*** Opening of Supplied information ***
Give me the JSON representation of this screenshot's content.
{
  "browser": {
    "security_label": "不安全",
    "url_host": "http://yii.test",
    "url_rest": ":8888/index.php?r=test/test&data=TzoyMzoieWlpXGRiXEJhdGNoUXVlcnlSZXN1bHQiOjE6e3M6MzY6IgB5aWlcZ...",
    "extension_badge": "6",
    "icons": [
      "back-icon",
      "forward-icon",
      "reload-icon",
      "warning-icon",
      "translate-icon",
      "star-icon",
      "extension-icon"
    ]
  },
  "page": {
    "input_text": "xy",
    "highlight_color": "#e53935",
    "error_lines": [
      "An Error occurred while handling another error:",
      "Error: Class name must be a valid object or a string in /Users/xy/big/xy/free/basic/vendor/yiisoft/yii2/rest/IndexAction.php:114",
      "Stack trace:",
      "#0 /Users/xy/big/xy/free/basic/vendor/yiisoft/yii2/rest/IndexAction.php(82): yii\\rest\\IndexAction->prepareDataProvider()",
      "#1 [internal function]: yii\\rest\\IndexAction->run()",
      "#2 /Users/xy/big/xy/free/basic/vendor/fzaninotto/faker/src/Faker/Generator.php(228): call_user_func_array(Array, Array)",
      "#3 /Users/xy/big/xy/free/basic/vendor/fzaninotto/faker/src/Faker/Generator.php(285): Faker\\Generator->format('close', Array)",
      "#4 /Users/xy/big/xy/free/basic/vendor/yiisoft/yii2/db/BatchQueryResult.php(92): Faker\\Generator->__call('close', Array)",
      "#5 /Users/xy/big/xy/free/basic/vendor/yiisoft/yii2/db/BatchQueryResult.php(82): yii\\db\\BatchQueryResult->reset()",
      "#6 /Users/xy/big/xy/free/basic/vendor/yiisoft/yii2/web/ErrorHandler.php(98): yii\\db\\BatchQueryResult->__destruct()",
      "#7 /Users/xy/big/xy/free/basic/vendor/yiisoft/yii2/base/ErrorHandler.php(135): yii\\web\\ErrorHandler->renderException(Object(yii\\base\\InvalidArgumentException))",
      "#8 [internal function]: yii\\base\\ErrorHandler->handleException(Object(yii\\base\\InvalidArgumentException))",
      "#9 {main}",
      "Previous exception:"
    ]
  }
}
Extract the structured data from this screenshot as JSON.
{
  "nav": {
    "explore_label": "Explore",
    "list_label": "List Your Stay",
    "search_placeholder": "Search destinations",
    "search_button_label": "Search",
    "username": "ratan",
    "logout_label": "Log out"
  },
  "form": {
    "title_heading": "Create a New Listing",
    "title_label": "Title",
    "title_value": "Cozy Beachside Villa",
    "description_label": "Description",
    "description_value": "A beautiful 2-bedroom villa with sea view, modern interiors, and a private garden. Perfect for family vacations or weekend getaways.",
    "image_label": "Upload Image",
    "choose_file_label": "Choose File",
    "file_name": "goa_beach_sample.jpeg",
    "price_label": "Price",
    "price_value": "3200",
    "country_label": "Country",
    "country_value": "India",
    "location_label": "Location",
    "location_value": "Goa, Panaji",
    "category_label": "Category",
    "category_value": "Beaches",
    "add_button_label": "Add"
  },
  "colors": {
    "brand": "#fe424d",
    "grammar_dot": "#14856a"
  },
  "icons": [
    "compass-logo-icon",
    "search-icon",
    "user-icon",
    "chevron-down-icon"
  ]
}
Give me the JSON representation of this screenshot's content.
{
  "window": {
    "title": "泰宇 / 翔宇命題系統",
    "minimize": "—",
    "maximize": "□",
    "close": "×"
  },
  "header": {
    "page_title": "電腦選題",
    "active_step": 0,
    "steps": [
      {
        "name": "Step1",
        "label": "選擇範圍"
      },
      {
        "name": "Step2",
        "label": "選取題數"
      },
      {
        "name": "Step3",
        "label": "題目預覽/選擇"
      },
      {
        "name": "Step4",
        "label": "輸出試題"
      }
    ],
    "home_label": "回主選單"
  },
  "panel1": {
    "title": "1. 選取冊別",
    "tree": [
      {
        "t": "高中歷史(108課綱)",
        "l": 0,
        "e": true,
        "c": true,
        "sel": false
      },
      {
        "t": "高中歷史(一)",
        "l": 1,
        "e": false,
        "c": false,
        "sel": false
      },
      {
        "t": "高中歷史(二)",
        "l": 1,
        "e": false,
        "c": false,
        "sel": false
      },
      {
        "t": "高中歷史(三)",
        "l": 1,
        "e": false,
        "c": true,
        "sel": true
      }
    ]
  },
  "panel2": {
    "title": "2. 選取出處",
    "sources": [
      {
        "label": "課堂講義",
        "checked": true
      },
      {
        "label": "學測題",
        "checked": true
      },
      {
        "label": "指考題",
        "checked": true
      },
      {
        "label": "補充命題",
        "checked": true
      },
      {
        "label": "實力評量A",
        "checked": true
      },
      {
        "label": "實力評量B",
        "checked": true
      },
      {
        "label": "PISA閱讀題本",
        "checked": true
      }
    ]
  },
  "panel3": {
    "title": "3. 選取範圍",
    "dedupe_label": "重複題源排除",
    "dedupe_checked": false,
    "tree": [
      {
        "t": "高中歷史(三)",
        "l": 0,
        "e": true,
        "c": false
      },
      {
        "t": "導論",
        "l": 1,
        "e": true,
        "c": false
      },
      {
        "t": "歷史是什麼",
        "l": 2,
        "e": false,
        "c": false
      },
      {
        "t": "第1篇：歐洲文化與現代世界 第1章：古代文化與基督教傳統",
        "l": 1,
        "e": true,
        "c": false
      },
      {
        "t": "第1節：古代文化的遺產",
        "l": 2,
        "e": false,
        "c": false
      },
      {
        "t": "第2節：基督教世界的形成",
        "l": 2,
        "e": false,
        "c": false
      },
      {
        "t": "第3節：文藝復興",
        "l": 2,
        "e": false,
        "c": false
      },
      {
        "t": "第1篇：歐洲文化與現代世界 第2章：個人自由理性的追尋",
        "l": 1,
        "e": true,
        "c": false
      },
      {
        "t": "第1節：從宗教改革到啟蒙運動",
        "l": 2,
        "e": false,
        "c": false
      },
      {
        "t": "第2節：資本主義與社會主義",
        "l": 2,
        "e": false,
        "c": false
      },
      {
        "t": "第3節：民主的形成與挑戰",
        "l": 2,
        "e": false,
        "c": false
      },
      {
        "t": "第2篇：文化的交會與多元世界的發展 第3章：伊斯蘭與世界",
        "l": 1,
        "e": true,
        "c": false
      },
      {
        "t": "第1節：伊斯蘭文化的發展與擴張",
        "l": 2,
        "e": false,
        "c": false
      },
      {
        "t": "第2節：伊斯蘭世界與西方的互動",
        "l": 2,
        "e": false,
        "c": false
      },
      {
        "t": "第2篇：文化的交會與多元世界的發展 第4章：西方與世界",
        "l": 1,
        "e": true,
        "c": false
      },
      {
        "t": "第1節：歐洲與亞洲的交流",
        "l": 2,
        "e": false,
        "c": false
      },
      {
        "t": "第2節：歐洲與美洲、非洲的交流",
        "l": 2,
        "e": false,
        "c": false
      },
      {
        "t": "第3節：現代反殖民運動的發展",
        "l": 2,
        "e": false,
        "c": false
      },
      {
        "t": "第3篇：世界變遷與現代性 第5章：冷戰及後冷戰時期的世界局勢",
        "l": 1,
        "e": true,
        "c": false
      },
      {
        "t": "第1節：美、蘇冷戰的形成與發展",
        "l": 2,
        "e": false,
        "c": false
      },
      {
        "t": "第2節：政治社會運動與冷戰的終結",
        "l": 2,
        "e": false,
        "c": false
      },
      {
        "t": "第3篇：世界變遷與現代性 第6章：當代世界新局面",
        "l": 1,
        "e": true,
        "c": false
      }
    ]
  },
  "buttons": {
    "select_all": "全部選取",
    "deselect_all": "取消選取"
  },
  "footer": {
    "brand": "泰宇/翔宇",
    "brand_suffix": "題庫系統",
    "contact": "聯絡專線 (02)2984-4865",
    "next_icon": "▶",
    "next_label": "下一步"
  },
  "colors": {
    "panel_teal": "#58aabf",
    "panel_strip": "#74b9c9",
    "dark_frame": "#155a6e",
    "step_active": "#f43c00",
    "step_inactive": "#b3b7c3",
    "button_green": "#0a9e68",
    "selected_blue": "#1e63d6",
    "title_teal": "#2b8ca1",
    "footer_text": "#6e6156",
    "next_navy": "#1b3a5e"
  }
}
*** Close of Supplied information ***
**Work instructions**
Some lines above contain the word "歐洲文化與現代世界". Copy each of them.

**Your solution**
        "t": "第1篇：歐洲文化與現代世界 第1章：古代文化與基督教傳統",
        "t": "第1篇：歐洲文化與現代世界 第2章：個人自由理性的追尋",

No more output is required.